═════ Data supplied

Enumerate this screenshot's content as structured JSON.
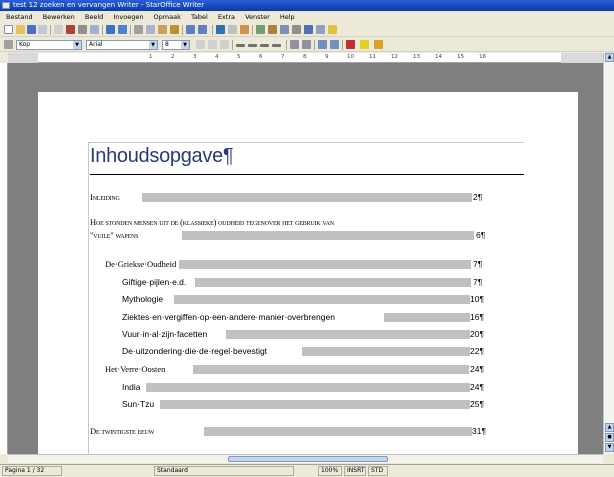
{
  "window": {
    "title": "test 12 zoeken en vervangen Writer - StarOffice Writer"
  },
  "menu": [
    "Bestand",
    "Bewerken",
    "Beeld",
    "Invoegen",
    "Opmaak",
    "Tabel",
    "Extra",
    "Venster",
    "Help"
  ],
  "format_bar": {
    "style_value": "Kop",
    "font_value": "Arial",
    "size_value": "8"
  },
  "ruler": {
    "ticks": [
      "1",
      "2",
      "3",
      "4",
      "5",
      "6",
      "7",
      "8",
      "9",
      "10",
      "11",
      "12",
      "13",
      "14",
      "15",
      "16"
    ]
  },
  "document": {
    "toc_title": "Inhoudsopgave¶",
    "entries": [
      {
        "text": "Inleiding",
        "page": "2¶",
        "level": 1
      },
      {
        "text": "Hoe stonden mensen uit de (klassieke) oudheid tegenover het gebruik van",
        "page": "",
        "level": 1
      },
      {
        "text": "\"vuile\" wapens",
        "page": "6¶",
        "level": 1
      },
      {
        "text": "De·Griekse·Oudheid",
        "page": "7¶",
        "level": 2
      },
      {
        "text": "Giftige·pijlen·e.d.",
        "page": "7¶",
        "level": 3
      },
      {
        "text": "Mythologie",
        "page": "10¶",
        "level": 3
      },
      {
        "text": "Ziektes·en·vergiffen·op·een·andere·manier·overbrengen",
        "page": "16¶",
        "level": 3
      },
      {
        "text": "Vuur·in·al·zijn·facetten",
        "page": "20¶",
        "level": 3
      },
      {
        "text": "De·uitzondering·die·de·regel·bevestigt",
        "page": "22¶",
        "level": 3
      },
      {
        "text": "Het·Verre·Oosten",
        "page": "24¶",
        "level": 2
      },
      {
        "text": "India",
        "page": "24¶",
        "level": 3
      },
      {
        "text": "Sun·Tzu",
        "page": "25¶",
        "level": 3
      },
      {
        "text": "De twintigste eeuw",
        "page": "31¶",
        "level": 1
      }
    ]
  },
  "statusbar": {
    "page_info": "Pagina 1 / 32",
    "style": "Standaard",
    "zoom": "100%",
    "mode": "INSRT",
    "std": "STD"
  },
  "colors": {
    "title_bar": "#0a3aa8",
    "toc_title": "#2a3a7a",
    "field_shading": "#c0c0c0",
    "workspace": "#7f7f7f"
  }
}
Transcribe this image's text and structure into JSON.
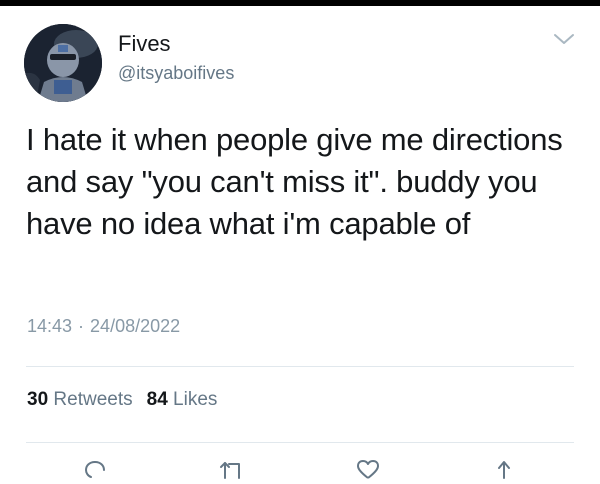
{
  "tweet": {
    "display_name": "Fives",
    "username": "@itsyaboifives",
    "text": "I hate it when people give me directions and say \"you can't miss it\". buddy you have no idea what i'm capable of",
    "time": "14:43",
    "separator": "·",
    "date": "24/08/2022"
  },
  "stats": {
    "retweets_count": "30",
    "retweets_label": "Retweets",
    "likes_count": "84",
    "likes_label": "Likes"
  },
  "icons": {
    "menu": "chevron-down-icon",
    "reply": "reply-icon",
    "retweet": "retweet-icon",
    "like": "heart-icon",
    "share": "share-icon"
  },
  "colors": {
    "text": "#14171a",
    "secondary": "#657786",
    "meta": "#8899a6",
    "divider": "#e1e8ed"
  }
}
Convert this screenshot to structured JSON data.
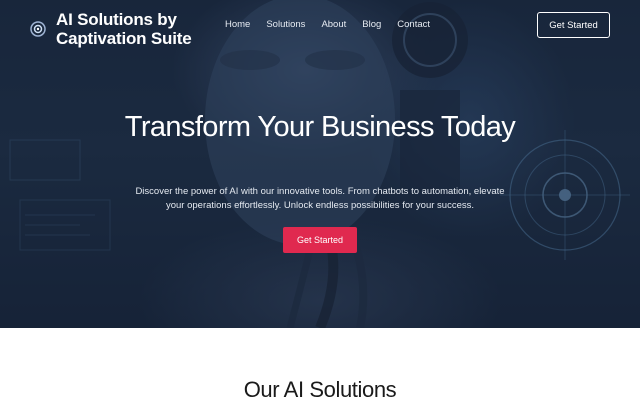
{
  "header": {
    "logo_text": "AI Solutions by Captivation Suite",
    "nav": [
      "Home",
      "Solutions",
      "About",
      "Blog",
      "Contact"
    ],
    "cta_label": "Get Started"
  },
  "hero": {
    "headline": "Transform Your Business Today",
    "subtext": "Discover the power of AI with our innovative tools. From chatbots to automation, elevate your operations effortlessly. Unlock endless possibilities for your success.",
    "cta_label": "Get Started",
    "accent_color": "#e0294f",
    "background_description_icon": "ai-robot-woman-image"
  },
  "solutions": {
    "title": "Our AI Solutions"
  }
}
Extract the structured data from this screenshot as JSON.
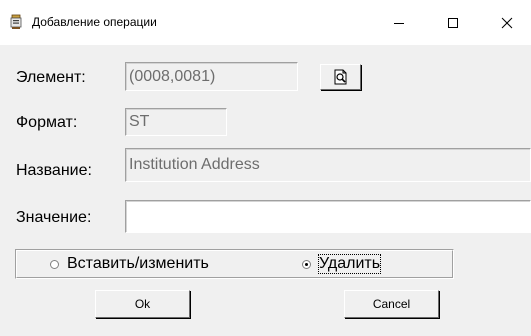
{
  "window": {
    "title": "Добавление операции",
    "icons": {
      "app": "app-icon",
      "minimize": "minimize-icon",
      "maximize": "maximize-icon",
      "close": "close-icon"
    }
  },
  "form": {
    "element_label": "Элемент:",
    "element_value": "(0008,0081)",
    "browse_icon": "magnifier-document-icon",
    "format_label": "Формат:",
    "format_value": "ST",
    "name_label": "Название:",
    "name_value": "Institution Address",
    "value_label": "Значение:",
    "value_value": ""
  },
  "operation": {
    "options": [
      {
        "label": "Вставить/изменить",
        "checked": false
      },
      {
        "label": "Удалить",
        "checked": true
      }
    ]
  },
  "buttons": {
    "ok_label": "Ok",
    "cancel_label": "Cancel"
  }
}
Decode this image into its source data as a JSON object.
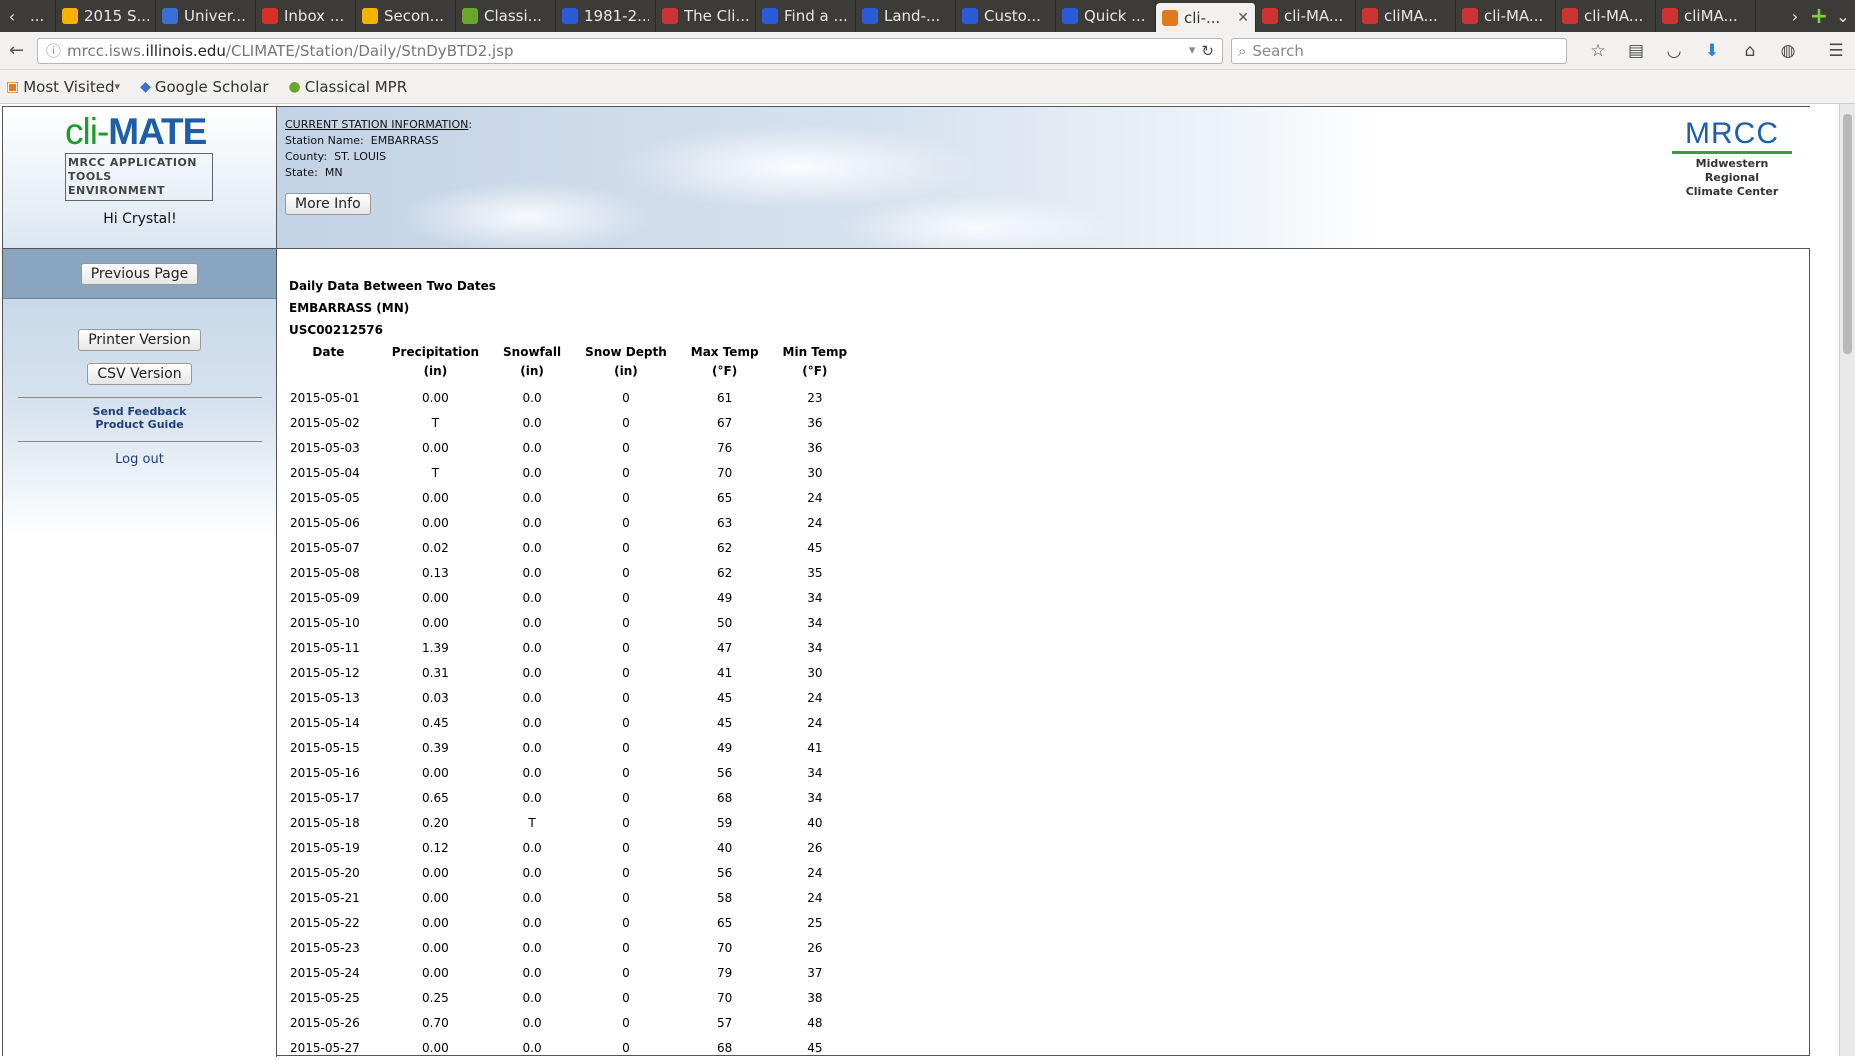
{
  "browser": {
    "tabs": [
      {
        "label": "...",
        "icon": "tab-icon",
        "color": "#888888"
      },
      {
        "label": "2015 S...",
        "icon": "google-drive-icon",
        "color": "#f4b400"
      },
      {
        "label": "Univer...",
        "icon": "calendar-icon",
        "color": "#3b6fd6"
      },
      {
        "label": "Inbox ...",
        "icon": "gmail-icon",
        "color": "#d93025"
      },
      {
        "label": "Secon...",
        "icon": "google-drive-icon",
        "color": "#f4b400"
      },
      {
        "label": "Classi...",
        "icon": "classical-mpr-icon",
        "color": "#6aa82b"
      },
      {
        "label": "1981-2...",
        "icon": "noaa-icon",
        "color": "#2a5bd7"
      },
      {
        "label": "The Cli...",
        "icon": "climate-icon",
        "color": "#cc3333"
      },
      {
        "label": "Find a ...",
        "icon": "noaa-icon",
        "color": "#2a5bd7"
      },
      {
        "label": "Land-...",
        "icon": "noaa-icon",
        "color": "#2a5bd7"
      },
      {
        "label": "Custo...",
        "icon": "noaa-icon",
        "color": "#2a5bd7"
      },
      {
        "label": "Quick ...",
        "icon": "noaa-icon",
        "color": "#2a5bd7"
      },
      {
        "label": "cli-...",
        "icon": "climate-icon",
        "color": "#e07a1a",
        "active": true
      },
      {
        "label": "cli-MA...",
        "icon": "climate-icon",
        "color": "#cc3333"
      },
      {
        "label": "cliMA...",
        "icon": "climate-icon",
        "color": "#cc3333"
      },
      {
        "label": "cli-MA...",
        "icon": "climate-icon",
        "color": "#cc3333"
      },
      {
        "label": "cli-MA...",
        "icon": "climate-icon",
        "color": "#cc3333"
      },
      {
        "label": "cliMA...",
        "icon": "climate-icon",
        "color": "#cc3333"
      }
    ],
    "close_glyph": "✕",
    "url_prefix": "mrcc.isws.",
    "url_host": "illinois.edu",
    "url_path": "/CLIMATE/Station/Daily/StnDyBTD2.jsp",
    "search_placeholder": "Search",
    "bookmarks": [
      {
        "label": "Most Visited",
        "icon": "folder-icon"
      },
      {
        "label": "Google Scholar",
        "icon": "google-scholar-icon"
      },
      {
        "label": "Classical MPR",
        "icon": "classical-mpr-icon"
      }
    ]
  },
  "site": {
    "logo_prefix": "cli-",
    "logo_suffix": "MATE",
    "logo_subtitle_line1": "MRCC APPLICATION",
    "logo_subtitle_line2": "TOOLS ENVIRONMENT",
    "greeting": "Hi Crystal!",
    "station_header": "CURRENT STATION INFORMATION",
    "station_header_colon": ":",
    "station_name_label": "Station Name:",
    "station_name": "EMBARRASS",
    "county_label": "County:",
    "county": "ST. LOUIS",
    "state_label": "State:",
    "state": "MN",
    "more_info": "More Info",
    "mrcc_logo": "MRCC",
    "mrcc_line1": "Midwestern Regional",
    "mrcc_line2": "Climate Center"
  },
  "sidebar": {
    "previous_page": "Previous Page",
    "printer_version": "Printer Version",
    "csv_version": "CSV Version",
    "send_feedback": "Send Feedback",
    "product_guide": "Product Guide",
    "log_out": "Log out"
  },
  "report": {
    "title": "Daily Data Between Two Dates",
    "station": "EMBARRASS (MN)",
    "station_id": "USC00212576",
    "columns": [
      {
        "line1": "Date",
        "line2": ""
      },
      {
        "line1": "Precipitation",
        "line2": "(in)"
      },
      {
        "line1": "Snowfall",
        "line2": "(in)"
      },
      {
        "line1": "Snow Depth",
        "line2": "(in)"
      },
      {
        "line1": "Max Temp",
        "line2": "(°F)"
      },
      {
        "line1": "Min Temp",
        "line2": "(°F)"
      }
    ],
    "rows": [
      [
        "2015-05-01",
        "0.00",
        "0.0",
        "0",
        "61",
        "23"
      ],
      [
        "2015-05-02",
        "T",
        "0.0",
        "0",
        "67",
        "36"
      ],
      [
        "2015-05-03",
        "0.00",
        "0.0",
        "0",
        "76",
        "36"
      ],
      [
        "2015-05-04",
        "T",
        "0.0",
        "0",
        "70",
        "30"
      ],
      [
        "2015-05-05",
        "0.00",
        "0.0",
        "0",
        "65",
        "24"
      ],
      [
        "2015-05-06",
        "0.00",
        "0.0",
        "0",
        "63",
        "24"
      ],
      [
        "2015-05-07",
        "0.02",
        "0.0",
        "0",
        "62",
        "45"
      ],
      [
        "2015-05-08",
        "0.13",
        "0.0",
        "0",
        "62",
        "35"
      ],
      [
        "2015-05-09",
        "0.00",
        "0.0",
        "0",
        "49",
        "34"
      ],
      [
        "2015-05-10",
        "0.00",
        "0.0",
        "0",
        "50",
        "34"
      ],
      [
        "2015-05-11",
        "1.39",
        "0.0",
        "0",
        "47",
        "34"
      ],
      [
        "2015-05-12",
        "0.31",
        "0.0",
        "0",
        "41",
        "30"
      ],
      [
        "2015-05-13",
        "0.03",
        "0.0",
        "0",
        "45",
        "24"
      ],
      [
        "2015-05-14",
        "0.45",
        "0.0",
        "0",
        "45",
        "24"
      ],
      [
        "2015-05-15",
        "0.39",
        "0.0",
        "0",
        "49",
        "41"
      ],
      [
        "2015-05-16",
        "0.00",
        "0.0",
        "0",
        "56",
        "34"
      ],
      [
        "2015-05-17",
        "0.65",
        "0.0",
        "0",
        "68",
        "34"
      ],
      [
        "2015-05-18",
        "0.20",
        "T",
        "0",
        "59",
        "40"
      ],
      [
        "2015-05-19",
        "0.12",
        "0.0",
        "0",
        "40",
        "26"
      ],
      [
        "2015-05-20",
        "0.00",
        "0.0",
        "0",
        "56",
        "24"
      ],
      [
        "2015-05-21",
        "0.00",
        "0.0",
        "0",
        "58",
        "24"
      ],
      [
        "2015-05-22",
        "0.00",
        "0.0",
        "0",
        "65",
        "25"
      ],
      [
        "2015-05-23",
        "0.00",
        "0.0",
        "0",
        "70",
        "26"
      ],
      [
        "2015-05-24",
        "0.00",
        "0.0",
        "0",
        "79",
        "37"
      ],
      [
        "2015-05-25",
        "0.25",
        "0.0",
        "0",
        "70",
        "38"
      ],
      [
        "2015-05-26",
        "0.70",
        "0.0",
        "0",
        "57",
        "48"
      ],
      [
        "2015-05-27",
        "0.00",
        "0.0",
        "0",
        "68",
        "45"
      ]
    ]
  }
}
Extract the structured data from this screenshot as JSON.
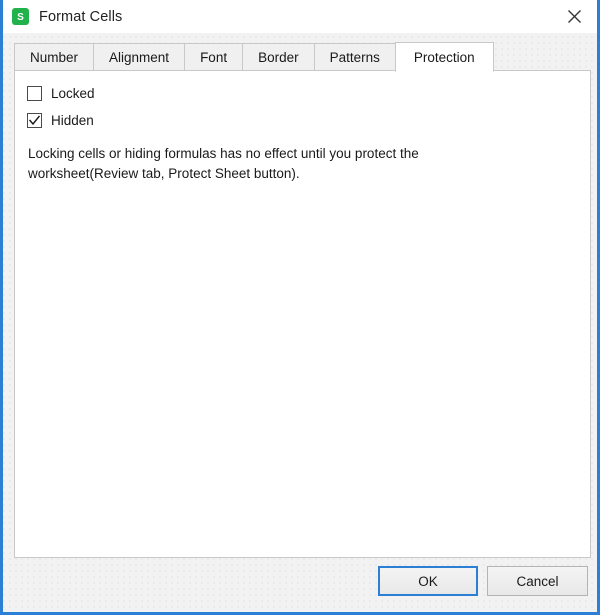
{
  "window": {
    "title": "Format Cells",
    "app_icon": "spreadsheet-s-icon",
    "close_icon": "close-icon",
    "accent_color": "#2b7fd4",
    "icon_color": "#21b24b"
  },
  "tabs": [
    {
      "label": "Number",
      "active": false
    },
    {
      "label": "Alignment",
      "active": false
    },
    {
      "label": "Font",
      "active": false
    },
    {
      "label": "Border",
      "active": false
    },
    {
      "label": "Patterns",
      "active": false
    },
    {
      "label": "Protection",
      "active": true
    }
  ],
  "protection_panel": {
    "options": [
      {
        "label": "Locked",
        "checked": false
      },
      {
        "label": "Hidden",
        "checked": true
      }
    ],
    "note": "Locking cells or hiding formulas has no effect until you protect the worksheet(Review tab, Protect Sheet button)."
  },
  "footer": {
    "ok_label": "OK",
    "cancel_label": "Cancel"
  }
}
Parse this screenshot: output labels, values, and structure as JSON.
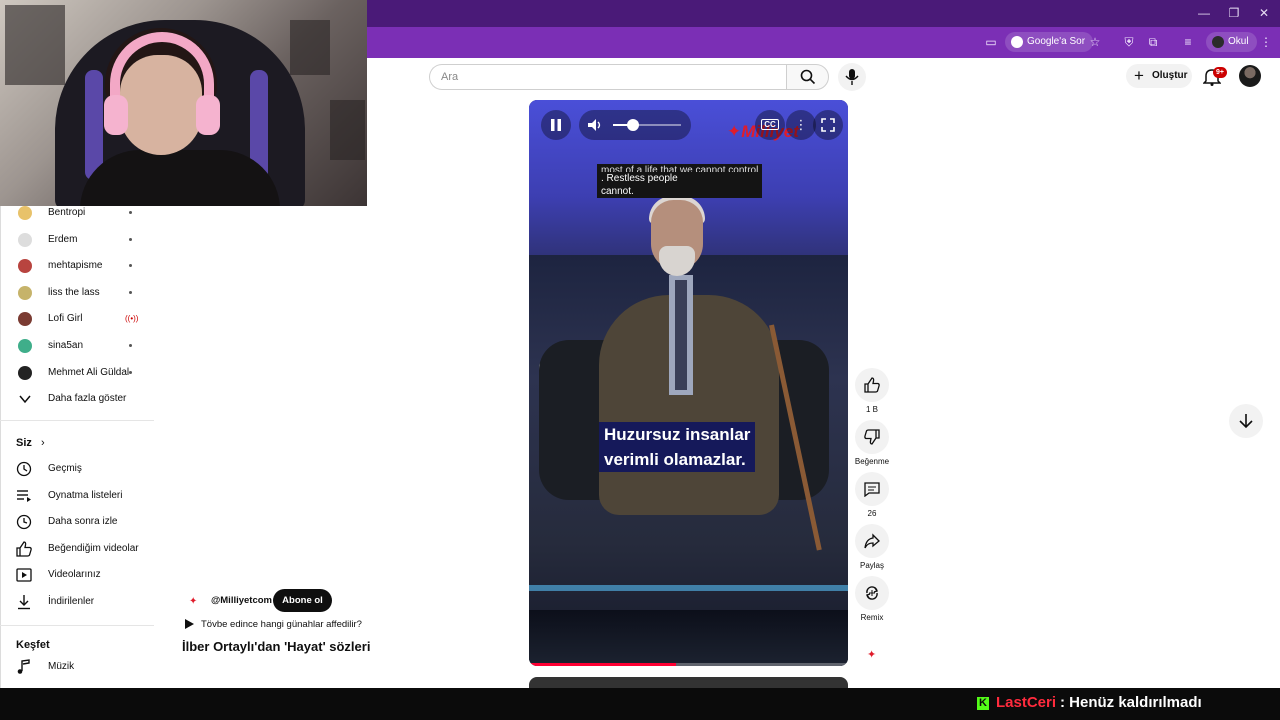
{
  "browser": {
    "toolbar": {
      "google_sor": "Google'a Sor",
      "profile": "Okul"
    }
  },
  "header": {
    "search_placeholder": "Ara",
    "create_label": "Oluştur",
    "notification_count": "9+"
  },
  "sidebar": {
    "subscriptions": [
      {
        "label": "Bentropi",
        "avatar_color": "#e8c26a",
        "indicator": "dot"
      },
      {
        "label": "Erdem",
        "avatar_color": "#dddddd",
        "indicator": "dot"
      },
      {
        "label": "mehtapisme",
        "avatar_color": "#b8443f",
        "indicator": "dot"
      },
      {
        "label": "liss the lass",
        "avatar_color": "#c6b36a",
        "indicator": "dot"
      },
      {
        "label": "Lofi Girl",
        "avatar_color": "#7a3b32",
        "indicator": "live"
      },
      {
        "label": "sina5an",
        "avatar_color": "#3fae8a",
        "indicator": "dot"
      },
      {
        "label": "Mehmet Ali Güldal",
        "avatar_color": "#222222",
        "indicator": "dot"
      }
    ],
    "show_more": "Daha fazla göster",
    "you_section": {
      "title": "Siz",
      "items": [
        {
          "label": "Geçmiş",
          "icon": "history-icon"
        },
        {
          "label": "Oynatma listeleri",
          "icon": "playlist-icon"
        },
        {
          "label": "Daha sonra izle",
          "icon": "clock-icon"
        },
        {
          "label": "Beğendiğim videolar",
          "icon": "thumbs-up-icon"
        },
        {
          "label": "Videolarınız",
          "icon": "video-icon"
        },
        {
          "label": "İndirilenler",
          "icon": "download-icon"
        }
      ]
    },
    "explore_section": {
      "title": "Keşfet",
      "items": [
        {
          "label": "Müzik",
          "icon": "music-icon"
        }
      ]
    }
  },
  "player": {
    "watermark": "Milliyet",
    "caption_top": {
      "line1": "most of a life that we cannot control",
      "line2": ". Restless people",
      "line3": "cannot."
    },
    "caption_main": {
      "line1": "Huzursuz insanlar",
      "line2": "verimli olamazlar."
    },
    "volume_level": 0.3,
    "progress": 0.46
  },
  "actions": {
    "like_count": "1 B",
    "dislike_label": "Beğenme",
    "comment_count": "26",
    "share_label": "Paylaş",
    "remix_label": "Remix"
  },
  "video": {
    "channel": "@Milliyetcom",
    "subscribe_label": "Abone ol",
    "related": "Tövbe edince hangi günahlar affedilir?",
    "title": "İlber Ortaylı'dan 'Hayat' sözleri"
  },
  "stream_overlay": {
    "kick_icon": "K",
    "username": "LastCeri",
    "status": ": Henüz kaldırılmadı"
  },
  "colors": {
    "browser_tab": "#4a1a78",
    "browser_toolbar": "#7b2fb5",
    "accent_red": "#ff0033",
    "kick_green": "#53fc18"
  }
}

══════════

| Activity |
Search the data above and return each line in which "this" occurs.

| Solution to the problem |
Enumerate this screenshot's content as structured JSON.
Transcribe this image's text and structure into JSON.
Convert this screenshot to structured JSON data.
Extract the structured data from this screenshot as JSON.
Decode this image into its source data as a JSON object.
Extract the structured data from this screenshot as JSON.
Parse this screenshot: output labels, values, and structure as JSON.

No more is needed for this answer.